Risk management programs include plans to detect and prevent or
minimize the accidental release of regulated substances as
stipulated in Section 112(r) of the Clean Air Act. In terms
of applicability, all users of hazardous chemicals are required to
plan for accidents as required by the general duty clause.
The RMP for a specific site is a document which includes
three basic elements:
The Hazard Assessment
The final RMP regulations require a Hazard Assessment which
includes an evaluation of the potential range of releases for a
facility, including worst-case accidental releases, and the
analysis of potential off-site consequences. It also
requires documentation of an applicable facility’s
five-year Accident History.
The Prevention Program
The Prevention Program has a strong link to the Hazard Assessment,
as process and incident reviews often provide insight into
potential events that could have onsite or offsite consequences.
One element of the Prevention Program is a formal required
analysis known as the Process Hazard Analysis (PHA). The PHA
utilizes recognized methodologies such as Hazard and Operability
Studies (HAZOP) or What-If/Checklist Studies to review all
processes which contain more than a threshold quantity of
regulated substances at the facility (the list of substances and
quantities vary between RMP & PSM) and identify potential
means for catastrophic failure and release. Evaluation of
potential offsite impacts can often begin with release scenarios
identified in the PHA process.
During Prevention Program activities, the facility must determine
the applicable Program level (1, 2 or 3). Many facilities
are covered under OSHA’s Process Safety Management (PSM)

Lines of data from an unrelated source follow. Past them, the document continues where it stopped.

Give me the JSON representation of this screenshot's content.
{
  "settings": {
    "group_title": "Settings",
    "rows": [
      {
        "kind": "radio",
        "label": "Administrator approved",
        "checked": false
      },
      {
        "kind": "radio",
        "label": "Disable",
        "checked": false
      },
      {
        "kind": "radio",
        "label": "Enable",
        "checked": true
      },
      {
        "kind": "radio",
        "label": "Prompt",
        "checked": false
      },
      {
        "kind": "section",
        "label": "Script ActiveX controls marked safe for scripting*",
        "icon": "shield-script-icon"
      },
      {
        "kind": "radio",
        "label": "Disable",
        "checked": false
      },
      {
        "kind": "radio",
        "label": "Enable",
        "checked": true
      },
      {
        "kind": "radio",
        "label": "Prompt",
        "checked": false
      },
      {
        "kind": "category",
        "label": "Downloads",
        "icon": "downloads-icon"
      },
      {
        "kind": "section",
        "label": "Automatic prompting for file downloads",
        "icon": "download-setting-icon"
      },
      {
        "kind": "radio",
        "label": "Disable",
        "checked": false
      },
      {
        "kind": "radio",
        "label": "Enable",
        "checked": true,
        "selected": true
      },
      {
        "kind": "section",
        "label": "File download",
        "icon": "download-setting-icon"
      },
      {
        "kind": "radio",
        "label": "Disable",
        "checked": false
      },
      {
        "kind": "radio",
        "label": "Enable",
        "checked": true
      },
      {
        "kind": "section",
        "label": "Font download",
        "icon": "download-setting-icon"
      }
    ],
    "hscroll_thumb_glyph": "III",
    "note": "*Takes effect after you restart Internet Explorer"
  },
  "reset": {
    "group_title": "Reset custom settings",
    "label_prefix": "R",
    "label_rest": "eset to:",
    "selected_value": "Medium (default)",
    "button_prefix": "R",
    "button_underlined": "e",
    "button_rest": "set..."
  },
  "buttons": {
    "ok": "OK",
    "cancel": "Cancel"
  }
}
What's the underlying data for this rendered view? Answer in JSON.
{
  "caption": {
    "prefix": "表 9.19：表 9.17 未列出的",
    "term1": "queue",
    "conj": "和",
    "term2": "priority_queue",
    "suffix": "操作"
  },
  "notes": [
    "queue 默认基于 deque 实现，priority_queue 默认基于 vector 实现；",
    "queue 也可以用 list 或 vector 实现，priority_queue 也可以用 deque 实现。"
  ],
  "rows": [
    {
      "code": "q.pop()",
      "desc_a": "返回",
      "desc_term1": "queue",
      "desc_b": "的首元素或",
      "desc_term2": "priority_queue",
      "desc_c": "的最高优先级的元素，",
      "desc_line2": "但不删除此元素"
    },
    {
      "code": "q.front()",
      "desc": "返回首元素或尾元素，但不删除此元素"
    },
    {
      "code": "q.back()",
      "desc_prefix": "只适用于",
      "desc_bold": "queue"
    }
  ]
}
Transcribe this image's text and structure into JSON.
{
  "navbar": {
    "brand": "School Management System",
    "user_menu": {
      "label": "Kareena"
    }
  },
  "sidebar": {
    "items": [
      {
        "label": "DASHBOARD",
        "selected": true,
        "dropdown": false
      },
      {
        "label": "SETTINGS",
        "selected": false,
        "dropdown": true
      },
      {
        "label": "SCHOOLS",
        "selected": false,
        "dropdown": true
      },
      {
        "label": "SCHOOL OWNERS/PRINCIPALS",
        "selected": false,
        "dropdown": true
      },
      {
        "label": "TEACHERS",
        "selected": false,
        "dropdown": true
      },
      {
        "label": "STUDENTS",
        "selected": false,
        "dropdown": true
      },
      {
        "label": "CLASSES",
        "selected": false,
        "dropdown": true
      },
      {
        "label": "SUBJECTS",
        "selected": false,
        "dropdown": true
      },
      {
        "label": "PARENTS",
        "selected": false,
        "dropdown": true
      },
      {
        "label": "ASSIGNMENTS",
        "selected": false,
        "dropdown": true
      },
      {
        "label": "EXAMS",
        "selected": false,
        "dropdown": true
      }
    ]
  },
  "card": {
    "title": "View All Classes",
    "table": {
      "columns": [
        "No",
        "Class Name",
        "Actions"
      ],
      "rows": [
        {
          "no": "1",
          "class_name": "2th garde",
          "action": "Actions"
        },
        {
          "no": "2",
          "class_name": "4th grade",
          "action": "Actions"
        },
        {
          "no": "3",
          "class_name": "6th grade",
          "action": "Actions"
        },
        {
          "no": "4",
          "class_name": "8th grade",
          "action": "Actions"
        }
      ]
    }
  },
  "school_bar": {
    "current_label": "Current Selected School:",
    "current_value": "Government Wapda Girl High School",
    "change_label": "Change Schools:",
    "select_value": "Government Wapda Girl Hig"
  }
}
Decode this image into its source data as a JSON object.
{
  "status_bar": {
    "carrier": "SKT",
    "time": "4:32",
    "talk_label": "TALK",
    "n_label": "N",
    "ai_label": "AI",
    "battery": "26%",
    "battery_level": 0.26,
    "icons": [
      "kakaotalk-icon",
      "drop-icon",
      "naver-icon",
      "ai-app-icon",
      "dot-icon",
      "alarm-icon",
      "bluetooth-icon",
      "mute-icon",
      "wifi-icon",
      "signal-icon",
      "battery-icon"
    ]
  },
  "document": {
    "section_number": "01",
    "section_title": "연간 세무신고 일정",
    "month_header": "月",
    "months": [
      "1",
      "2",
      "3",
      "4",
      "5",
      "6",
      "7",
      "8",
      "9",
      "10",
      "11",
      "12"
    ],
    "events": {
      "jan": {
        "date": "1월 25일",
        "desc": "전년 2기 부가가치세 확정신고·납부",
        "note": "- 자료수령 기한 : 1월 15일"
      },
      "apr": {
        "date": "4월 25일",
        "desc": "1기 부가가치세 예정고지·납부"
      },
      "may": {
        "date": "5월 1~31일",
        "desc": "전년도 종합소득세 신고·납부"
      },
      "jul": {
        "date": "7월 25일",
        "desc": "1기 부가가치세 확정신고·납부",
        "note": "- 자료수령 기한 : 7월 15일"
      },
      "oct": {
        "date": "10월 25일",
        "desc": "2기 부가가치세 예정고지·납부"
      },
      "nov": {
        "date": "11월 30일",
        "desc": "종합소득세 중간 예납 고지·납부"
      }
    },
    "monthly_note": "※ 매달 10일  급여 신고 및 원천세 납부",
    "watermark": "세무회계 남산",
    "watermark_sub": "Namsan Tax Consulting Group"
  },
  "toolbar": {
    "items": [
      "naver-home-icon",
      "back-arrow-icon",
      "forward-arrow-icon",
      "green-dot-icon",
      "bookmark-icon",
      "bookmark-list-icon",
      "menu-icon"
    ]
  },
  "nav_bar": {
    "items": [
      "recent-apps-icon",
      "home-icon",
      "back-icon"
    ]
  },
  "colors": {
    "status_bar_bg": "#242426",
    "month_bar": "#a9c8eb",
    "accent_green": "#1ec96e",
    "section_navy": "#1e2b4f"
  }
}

Standard. Once a program is determined, the facility must
develop standard operating procedures and other requirements.
The Emergency Response
The Emergency Response Program will be based on computer modeling
of hypothetical releases to calculate threat zones within which
employees or offsite populations might need to evacuate or stay
sheltered in the event of an emergency release. The
hypothetical release scenarios are based on the Hazard Assessment.